April 9 2007

By:Amel Al-Ariqi
Experts confirm that the National Water Supply Strategy and Investment Program (NWSSIP) requires further efforts by both the government and donor NGOs to implement the reform policy, particularly relating to groundwater and irrigation systems in rural areas.

This came during a March 31 workshop on poverty and social impact analysis for water sector reforms. Participants suggested that the impacts of reforms should include equity in various segments of the population, especially poor groups. Additionally, NWSSIP implementation should be improved through continuous monitoring and evaluation, as well as practice studies to develop the mechanism of the program.

The NWSSIP was approved in 2005 as an action plan and investment program for the Yemeni water sector, which includes both urban and rural water supply and sanitation, irrigation and watershed management, water resource management and environmental protection. The sector's key donors are the World Bank, Germany and the Netherlands.

The first joint annual review for 2005-2006 described the Yemeni water sector's overall performance as “moderately satisfactory,” while insisting that budget performance was “unsatisfactory.”

The total five-year NWSSIP investment program will cost $153.8 million: 27.9 percent financed by the Yemeni government, 35.8 percent by donors and 36.3 percent yet unfinanced. To achieve NWSSIP objectives, the water sector requires an estimated $307.6 million annual disbursement for each of the five years; however, total disbursement was only $102 million in 2005, leaving an estimated funding gap of $205.6 million.

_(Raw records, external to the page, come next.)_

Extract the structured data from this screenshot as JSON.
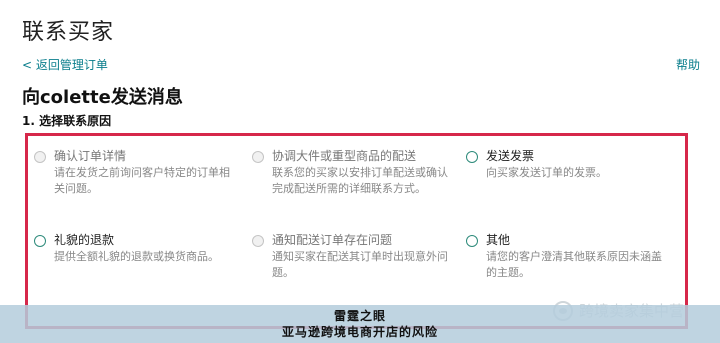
{
  "page": {
    "title": "联系买家",
    "back_link": "< 返回管理订单",
    "help_link": "帮助",
    "heading": "向colette发送消息",
    "step": "1. 选择联系原因"
  },
  "reasons": [
    {
      "label": "确认订单详情",
      "description": "请在发货之前询问客户特定的订单相关问题。",
      "enabled": false
    },
    {
      "label": "协调大件或重型商品的配送",
      "description": "联系您的买家以安排订单配送或确认完成配送所需的详细联系方式。",
      "enabled": false
    },
    {
      "label": "发送发票",
      "description": "向买家发送订单的发票。",
      "enabled": true
    },
    {
      "label": "礼貌的退款",
      "description": "提供全额礼貌的退款或换货商品。",
      "enabled": true
    },
    {
      "label": "通知配送订单存在问题",
      "description": "通知买家在配送其订单时出现意外问题。",
      "enabled": false
    },
    {
      "label": "其他",
      "description": "请您的客户澄清其他联系原因未涵盖的主题。",
      "enabled": true
    }
  ],
  "watermark": {
    "text": "跨境卖家集中营",
    "icon": "wechat-icon"
  },
  "banner": {
    "line1": "雷霆之眼",
    "line2": "亚马逊跨境电商开店的风险"
  },
  "colors": {
    "link": "#0a7e8c",
    "box_border": "#d6284a",
    "radio_enabled": "#2e8b7b",
    "banner_bg": "#b4cddc"
  }
}
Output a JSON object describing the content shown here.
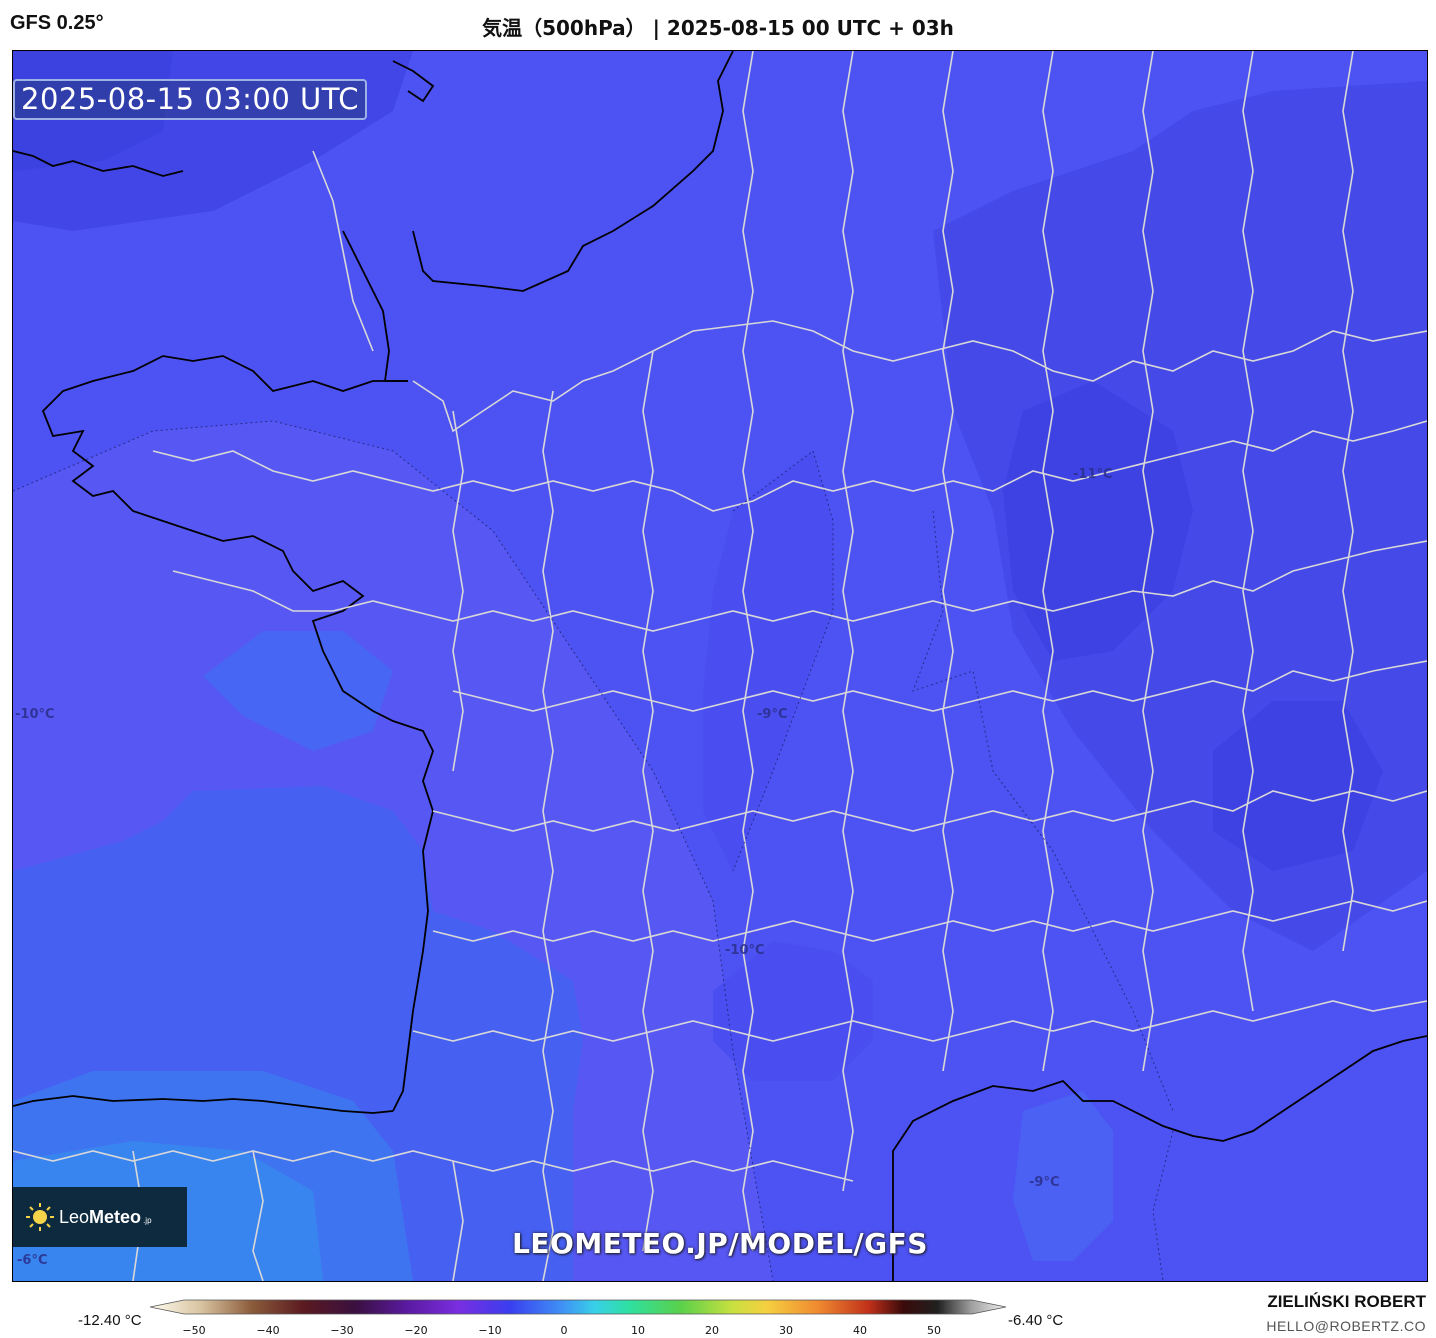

Yemen's water scarcity, increased diesel prices and expanding qat production threaten its water sector, which requires rapid and practical reform, especially in rural areas where most citizens are poor farmers.

Supporting community self-regulation and more participation by NGOs in the reform process, in addition to group efforts based on joint coordination and study, are the major ways to help implement the water sector strategy, experts said.

A decentralized system can enhance the strategy's implementation and give local NGOs a wider scope for decision-making participation. Additionally, it can help increase the operational budgets of water sector branches in rural areas, according to the strategy.

Concerning qat production, some participants suggested that qat could be imported into Yemen, as it consumes both large quantities of water and large areas of land. Minister of Water and Environment Abdulrahman Fadhl Al-Eryani said qat could be handled like other agricultural productions, in this case, being imported.

For his part, Deputy Minister of Agriculture Abdulmalik Al-Arashi confirmed that the ministry has implemented some measures related to qat production, including forbidding more planting.